We think this combination of grit and clarity is the perfect expression of the pulse of New York.

We dealt with some imagery as abstraction, allowing the viewer to draw whatever connections to the printed texts their minds alighted on. How does a text about an old disrobed street performer releasing ‘milk’ relate to a strange wooden sculpture abstractly printed in the likeness of a spine? That’s the fun of abstract linking. Some of the other prints were more literal in the relationship of text and image. That seems also very New York, sometimes obvious, sometimes obscure, just the way life and meaning go here in the big, sometimes shiny, sometimes ‘rotten’ apple.

We’ve recently seen a resurgence in appreciation for the craft over the past few years. Why do you think this is? Is it the hands-on experience, the allure of the unplugged, the meticulous time and effort?
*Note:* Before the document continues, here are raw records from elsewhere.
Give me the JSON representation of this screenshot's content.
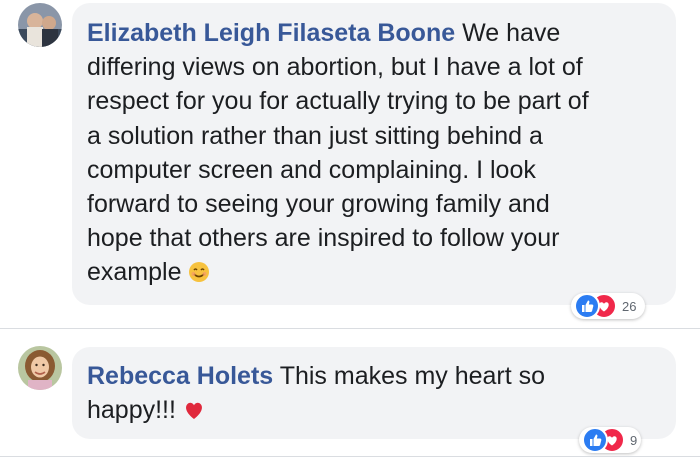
{
  "comments": [
    {
      "author": "Elizabeth Leigh Filaseta Boone",
      "lines": [
        " We have",
        "differing views on abortion, but I have a lot of",
        "respect for you for actually trying to be part of",
        "a solution rather than just sitting behind a",
        "computer screen and complaining. I look",
        "forward to seeing your growing family and",
        "hope that others are inspired to follow your",
        "example"
      ],
      "trailing_emoji": "smiling-face-icon",
      "reaction_count": "26"
    },
    {
      "author": "Rebecca Holets",
      "lines": [
        " This makes my heart so",
        "happy!!!"
      ],
      "trailing_emoji": "red-heart-icon",
      "reaction_count": "9"
    }
  ],
  "colors": {
    "author_link": "#385898",
    "bubble_bg": "#f2f3f5",
    "like_blue": "#2b7cf2",
    "love_red": "#f0284a"
  }
}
The craft of letterpress is back strongly because the hands-on analog nature of letterpress is the perfect foil to the bright, but cold world of virtual computer life—glowing, but intangible as the electronic landscape has become. Letterpress is essentially ‘relief’ printing. Everything we do is printed from a raised surface. This makes it officially the oldest form of printmaking. Other kinds of printmaking had to be discovered, such as etching and lithography, both of which required advances in technology. Letterpress, however, goes back to the primordial printmakers, the folks who inked their hands with white pigment and left prints on the cave walls 50,000 years ago.
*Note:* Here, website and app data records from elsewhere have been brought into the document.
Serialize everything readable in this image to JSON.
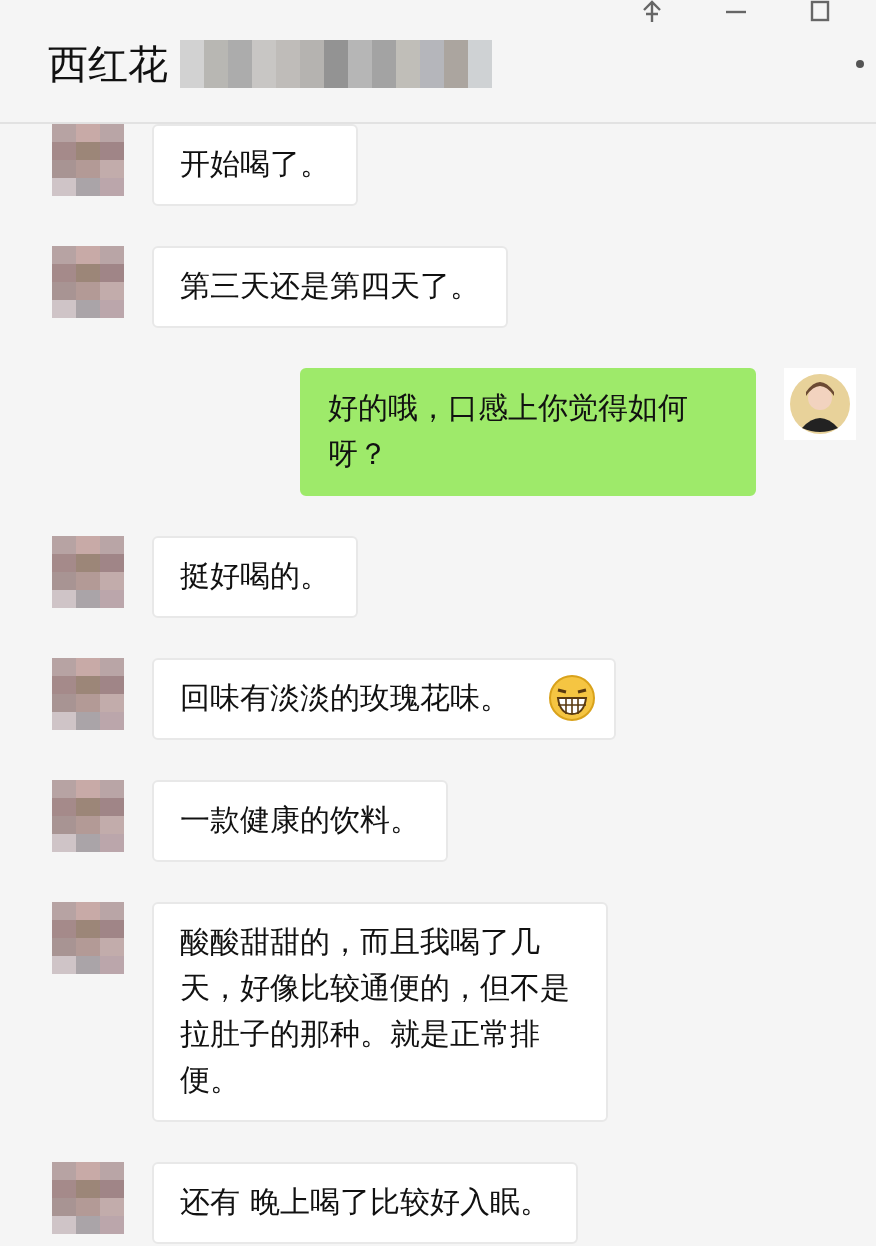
{
  "window": {
    "title": "西红花"
  },
  "messages": [
    {
      "kind": "incoming",
      "text": "开始喝了。"
    },
    {
      "kind": "incoming",
      "text": "第三天还是第四天了。"
    },
    {
      "kind": "outgoing",
      "text": "好的哦，口感上你觉得如何呀？"
    },
    {
      "kind": "incoming",
      "text": "挺好喝的。"
    },
    {
      "kind": "incoming",
      "text": "回味有淡淡的玫瑰花味。",
      "emoji": true
    },
    {
      "kind": "incoming",
      "text": "一款健康的饮料。"
    },
    {
      "kind": "incoming",
      "text": "酸酸甜甜的，而且我喝了几天，好像比较通便的，但不是拉肚子的那种。就是正常排便。"
    },
    {
      "kind": "incoming",
      "text": "还有 晚上喝了比较好入眠。"
    }
  ]
}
The seductive part though, and a big part of why letterpress is thriving now, is that we can begin on the computer, doing all the construction work for the image digitally from high res scans of hand drawn originals or objects and then send the digital rendering data over to the image setter, convert to film and then to raised plastic polymer plates and voila, ready to set in the press and start inking some organic, crazy-powerful, textured, analog stuff—the best of both worlds, the painted hand on the cave walls and the billions of little 0s and 1s  of our modern life too!

A big shout out to the New York Types artists who believe in the craft and the NYWI mission: Swayspace, Center for the Book Arts, The KDU, Peter Kruty Editions and Tarhorse Press.